- research findings must be made accessible to all stakeholders so envisioning of water secure futures is clearly defined and informed by the best available evidence.
- we should develop ways of assessing impacts and trade-offs from solutions implemented within complex, dynamic hydro-social systems.
- we should monitor benefits, costs and unintended consequences of interventions such as nature-based solutions, particularly as they affect the poorest and most vulnerable communities to facilitate learning and adaption during action.
Our findings from the workshop contributed to a conference “Critical Climate Decade – Implications for Water”, held at UEA on 23-24th June 2022. Additionally, outputs of this project will highlight urgent issues for consideration at COP27 in Egypt later in the year.
Communicating Environmental Solutions: bringing together the language of science and the science of language
Project PI: Dr Penelope Pickers, School of Environmental Sciences.
We are delivering creative writing teaching to our science students to help them communicate environmental solutions more effectively.
Narrative plays an integral part in culture and society. Having a basic knowledge of how stories function can help environmental scientists overcome barriers to effective science communication and engage more effectively with non-expert audiences.
The ‘anti-narrative’ of scientific discourse, which often follows a linear path of hypothesis, methods, results, and conclusions, directly contrasts with the more circular narrative of conventional story-telling, where aspects of journey, climax and resolution are key. While traditional narrative form is generally more emotive and often more memorable, it is also geared towards stories of individual ambition that are grounded in a specific time and place, which can make it hard to create narratives for scientific concepts that transcend these boundaries.
The challenges and benefits of integrating narrative and science were discussed at a postgraduate research workshop, held in March 2022. The workshop, which included prompted creative writing exercises, focussed on four narrative elements – structure, character, language, and propulsive mechanisms – to help students explore ways in which their research can be communicated to audiences effectively. This popular workshop will now be offered as part of the UEA SCI Training Programme for PGR students on an annual basis.
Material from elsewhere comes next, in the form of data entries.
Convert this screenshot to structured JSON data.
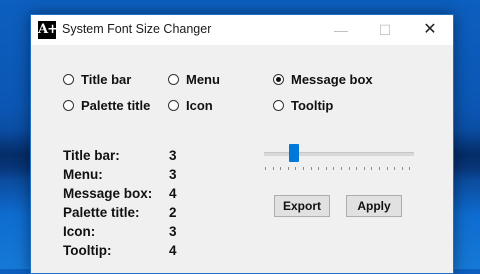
{
  "window": {
    "title": "System Font Size Changer",
    "icon_text": "A+",
    "controls": {
      "minimize": "—",
      "maximize": "☐",
      "close": "✕"
    }
  },
  "radios": [
    {
      "label": "Title bar",
      "selected": false
    },
    {
      "label": "Menu",
      "selected": false
    },
    {
      "label": "Message box",
      "selected": true
    },
    {
      "label": "Palette title",
      "selected": false
    },
    {
      "label": "Icon",
      "selected": false
    },
    {
      "label": "Tooltip",
      "selected": false
    }
  ],
  "stats": [
    {
      "label": "Title bar:",
      "value": "3"
    },
    {
      "label": "Menu:",
      "value": "3"
    },
    {
      "label": "Message box:",
      "value": "4"
    },
    {
      "label": "Palette title:",
      "value": "2"
    },
    {
      "label": "Icon:",
      "value": "3"
    },
    {
      "label": "Tooltip:",
      "value": "4"
    }
  ],
  "slider": {
    "value_fraction": 0.2,
    "accent": "#0078d7"
  },
  "buttons": {
    "export": "Export",
    "apply": "Apply"
  }
}
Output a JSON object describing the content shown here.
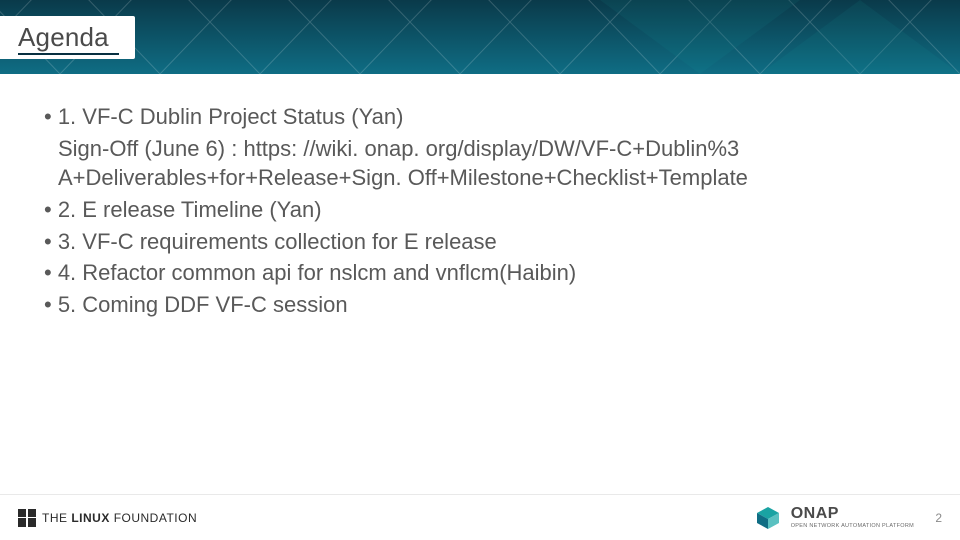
{
  "header": {
    "title": "Agenda"
  },
  "body": {
    "items": [
      "• 1. VF-C Dublin Project Status (Yan)",
      "   Sign-Off (June 6) : https: //wiki. onap. org/display/DW/VF-C+Dublin%3 A+Deliverables+for+Release+Sign. Off+Milestone+Checklist+Template",
      "• 2. E release Timeline (Yan)",
      "• 3. VF-C requirements collection for E release",
      "• 4. Refactor common api for nslcm and vnflcm(Haibin)",
      "• 5. Coming DDF VF-C session"
    ]
  },
  "footer": {
    "linux_the": "THE",
    "linux_linux": "LINUX",
    "linux_foundation": "FOUNDATION",
    "onap_main": "ONAP",
    "onap_sub": "OPEN NETWORK AUTOMATION PLATFORM",
    "page": "2"
  }
}
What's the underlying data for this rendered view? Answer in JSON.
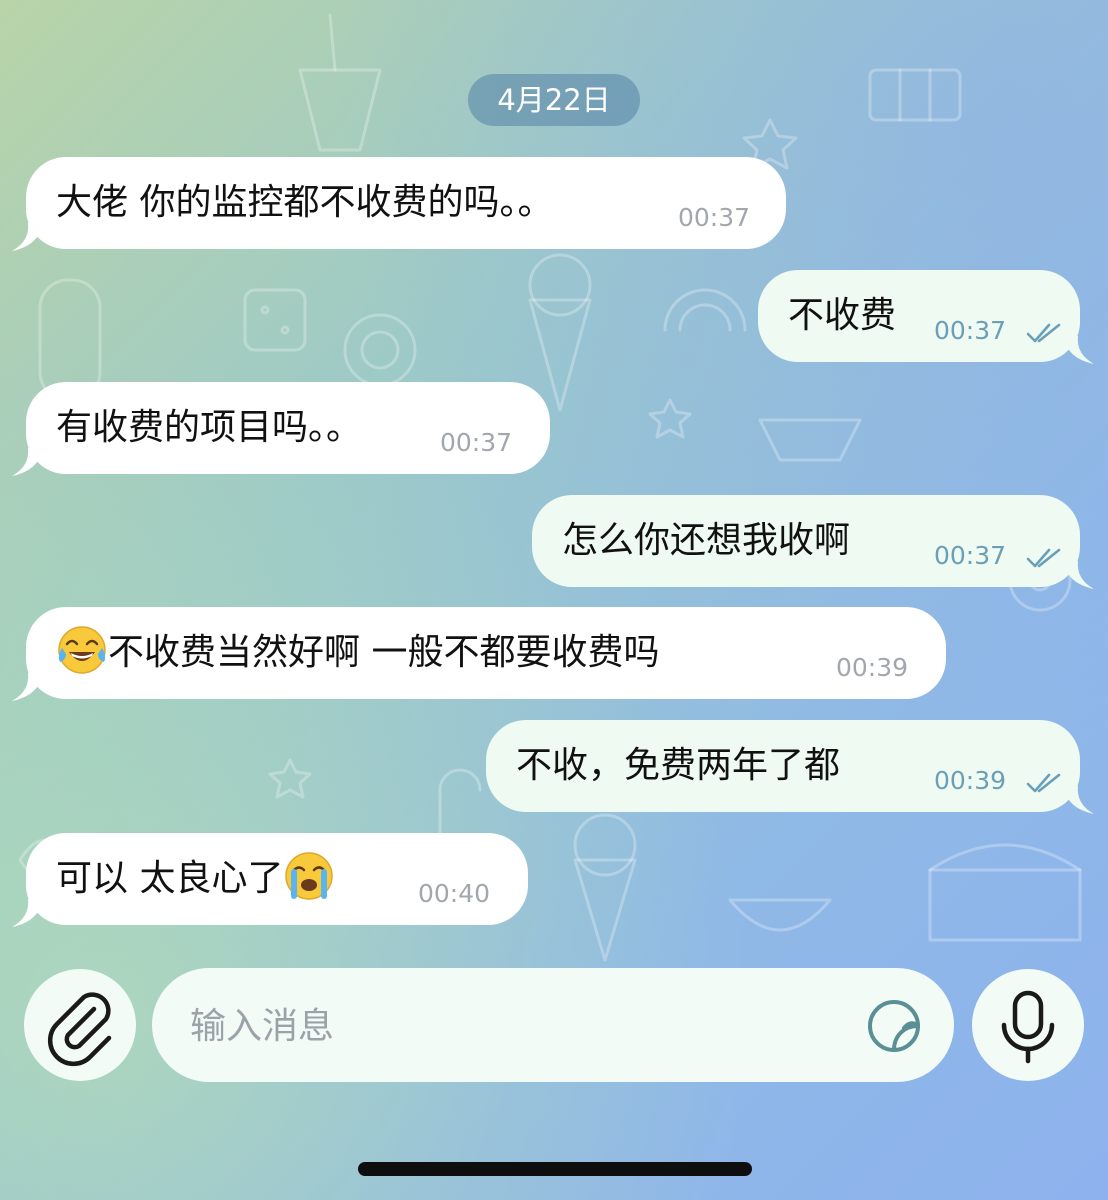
{
  "date_separator": "4月22日",
  "messages": [
    {
      "direction": "in",
      "text": "大佬 你的监控都不收费的吗。。",
      "time": "00:37"
    },
    {
      "direction": "out",
      "text": "不收费",
      "time": "00:37",
      "status": "read"
    },
    {
      "direction": "in",
      "text": "有收费的项目吗。。",
      "time": "00:37"
    },
    {
      "direction": "out",
      "text": "怎么你还想我收啊",
      "time": "00:37",
      "status": "read"
    },
    {
      "direction": "in",
      "emoji_prefix": "face-with-tears-of-joy",
      "text": "不收费当然好啊  一般不都要收费吗",
      "time": "00:39"
    },
    {
      "direction": "out",
      "text": "不收，免费两年了都",
      "time": "00:39",
      "status": "read"
    },
    {
      "direction": "in",
      "text": "可以 太良心了",
      "emoji_suffix": "loudly-crying-face",
      "time": "00:40"
    }
  ],
  "composer": {
    "placeholder": "输入消息",
    "value": "",
    "attach_icon": "paperclip-icon",
    "sticker_icon": "sticker-icon",
    "mic_icon": "microphone-icon"
  },
  "colors": {
    "incoming_bubble": "#ffffff",
    "outgoing_bubble": "#eefaf2",
    "outgoing_time": "#6b9fb8",
    "incoming_time": "#a2a7ad",
    "date_pill": "#5482a6",
    "accent_icon": "#5a8f96"
  }
}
“The NERC grant enabled me to combine elements of narrative and environmental science to build post-graduate capability in the Faculty of Science. Further interdisciplinarity between the arts, sciences and social sciences has the potential to provide huge benefits to society, especially in the area of environmental solutions, where in the real-world, science and society are fully integrated, not distinct and separate.” - Dr Penelope Pickers